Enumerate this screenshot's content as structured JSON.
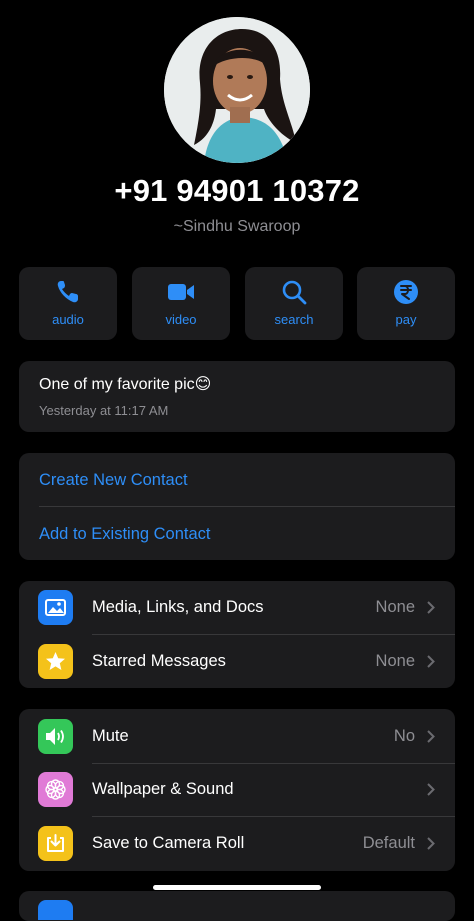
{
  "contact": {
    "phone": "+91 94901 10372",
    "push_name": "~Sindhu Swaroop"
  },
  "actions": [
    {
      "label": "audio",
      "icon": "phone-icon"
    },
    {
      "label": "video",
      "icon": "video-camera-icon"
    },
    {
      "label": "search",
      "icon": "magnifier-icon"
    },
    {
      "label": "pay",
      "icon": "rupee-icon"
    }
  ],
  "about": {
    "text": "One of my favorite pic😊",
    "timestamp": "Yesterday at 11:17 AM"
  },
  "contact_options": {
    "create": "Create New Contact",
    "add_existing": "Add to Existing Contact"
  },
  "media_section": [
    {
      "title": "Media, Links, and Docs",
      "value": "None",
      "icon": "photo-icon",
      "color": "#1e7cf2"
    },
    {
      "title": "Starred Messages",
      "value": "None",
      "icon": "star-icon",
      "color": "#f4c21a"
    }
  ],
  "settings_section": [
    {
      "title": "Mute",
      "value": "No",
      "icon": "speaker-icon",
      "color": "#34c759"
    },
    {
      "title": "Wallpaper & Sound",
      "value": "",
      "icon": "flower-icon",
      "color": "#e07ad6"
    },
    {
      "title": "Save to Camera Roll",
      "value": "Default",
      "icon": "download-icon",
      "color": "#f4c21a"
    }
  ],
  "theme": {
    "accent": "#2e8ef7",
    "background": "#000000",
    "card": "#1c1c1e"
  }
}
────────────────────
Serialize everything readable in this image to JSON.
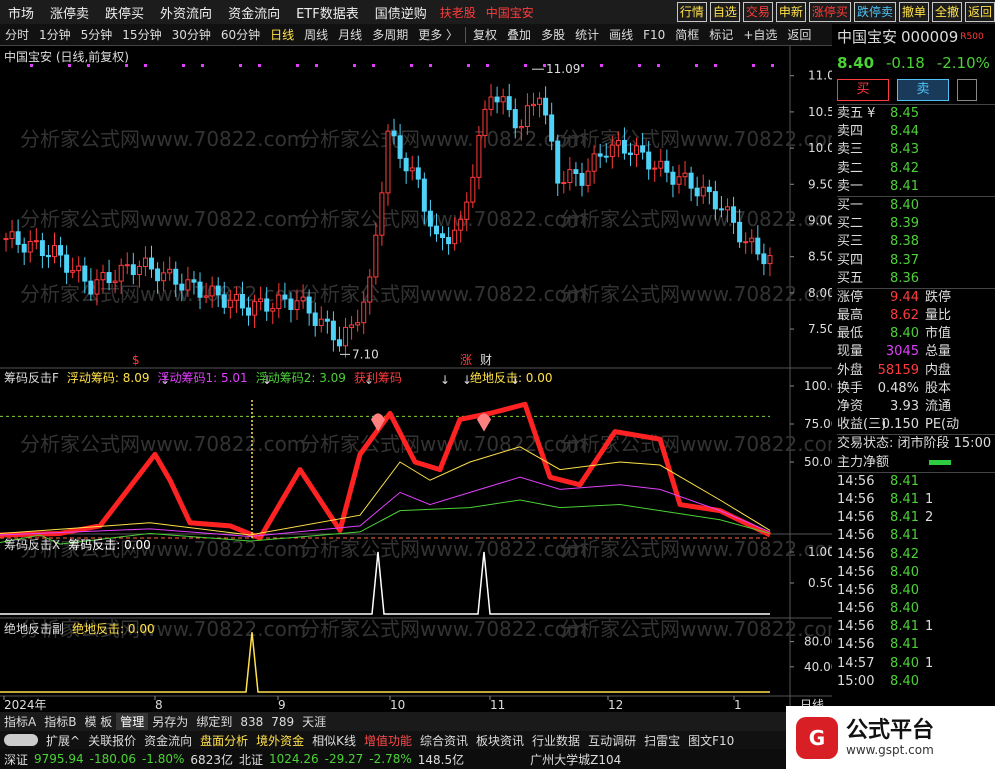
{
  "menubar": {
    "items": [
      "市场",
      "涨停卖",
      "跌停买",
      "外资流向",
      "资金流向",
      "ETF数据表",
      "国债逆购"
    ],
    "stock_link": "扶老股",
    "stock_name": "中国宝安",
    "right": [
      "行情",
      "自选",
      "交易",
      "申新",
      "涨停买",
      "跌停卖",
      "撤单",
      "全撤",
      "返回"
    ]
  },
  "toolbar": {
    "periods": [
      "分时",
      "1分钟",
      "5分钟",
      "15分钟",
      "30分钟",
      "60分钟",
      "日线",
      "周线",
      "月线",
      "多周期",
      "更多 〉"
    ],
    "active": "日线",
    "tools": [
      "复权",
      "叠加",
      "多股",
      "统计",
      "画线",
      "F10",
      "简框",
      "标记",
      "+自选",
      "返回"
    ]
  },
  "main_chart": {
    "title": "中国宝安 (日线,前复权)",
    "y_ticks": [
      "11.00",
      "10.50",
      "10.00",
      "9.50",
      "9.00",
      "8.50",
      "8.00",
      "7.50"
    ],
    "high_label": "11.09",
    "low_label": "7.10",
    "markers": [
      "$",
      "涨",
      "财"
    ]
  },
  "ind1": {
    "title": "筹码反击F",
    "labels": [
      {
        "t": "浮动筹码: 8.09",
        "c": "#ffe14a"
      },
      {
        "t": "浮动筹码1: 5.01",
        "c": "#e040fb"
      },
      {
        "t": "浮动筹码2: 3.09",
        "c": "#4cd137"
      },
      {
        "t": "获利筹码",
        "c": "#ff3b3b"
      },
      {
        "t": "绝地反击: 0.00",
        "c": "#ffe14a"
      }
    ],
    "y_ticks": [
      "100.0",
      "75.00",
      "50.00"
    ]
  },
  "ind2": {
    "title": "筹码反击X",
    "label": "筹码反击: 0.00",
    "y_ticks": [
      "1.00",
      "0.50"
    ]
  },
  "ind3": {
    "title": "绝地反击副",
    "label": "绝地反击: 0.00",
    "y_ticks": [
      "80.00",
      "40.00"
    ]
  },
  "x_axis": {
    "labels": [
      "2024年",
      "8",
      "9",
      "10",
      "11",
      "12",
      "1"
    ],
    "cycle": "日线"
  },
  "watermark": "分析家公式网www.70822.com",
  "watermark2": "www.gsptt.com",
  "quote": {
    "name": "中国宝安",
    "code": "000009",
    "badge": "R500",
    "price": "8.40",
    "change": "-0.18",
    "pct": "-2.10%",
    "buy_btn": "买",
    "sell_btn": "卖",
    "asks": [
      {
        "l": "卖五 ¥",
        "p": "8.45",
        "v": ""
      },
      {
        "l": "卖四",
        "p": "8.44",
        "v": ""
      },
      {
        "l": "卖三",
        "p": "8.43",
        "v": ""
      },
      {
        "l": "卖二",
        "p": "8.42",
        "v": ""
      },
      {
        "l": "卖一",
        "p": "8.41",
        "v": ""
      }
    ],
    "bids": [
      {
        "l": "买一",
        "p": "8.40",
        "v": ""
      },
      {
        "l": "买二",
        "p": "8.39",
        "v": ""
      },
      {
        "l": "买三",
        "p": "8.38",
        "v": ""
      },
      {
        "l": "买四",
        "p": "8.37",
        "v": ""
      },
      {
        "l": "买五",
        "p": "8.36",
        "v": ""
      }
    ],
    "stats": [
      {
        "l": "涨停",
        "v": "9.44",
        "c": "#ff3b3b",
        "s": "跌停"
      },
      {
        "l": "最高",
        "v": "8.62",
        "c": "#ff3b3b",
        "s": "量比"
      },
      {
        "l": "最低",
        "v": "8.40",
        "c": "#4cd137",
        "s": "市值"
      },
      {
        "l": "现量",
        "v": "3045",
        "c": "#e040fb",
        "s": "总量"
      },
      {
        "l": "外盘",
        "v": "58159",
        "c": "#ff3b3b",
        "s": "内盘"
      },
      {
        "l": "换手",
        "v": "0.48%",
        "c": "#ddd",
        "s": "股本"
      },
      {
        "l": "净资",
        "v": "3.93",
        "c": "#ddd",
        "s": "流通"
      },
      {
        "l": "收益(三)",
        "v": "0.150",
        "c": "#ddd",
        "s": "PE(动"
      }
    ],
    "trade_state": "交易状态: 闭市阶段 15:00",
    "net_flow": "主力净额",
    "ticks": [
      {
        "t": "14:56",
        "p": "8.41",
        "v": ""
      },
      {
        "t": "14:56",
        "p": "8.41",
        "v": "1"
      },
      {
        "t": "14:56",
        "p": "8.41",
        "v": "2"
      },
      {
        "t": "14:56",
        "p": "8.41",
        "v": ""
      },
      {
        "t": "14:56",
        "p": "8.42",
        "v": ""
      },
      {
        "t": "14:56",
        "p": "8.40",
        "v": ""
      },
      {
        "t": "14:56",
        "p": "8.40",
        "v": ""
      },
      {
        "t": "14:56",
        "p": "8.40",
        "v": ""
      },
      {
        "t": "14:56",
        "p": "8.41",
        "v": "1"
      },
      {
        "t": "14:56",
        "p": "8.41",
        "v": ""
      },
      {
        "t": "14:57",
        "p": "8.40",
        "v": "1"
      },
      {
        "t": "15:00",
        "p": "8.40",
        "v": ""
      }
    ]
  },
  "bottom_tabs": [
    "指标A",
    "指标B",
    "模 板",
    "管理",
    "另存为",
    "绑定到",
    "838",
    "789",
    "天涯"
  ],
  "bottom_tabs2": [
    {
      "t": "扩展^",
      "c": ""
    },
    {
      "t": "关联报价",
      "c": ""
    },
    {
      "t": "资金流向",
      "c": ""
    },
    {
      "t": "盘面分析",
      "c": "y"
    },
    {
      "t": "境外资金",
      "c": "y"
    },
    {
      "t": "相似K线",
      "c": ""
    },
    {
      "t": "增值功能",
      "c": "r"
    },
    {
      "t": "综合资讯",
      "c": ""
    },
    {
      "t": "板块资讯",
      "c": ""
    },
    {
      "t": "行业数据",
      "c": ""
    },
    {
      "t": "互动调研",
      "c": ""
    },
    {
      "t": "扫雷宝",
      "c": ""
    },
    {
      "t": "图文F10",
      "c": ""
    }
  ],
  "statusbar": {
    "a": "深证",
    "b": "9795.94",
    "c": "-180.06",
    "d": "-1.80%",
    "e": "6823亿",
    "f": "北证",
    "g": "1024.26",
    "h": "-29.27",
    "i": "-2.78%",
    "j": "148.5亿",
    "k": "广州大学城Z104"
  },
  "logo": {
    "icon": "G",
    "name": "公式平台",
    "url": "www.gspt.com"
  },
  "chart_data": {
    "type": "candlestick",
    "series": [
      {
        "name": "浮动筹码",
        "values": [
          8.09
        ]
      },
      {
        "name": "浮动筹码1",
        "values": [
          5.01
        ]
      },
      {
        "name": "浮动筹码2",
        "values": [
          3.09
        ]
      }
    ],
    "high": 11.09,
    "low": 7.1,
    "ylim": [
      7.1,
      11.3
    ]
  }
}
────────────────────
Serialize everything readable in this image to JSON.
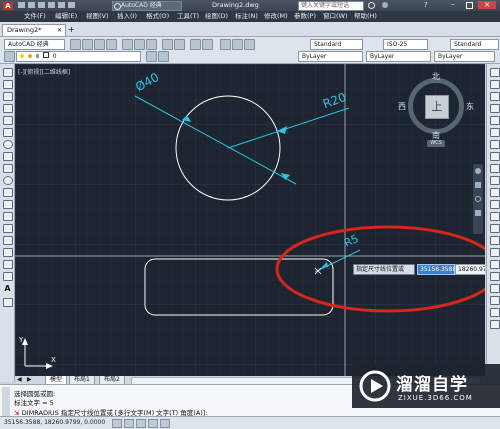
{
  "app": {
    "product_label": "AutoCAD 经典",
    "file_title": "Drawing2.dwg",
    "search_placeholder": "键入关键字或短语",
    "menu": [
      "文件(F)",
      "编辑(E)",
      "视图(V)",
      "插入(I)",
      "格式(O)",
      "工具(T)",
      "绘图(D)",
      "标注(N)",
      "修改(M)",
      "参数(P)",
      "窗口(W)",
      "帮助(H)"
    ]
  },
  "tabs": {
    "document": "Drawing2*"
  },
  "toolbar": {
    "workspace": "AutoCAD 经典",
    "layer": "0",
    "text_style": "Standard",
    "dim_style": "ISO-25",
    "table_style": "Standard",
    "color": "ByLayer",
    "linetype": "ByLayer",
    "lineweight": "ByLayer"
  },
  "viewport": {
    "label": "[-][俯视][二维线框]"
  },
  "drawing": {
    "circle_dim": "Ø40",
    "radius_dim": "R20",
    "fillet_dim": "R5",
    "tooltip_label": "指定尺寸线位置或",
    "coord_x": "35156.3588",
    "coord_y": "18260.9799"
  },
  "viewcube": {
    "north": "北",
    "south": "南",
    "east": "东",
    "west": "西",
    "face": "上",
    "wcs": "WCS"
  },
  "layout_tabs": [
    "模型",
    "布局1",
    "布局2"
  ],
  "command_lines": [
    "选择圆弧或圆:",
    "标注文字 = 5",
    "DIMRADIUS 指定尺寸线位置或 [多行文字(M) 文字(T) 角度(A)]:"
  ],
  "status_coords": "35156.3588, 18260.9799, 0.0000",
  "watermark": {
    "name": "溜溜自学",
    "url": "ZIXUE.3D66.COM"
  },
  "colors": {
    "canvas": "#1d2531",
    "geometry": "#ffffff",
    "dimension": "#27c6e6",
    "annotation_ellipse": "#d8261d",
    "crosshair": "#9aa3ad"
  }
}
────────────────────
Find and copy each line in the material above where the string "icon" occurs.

### Result of the task
      "icon": "phone-icon"
      "icon": "video-camera-icon"
      "icon": "magnifier-icon"
      "icon": "rupee-icon"
      "icon": "photo-icon",
      "icon": "star-icon",
      "icon": "speaker-icon",
      "icon": "flower-icon",
      "icon": "download-icon",
    "icon": "G",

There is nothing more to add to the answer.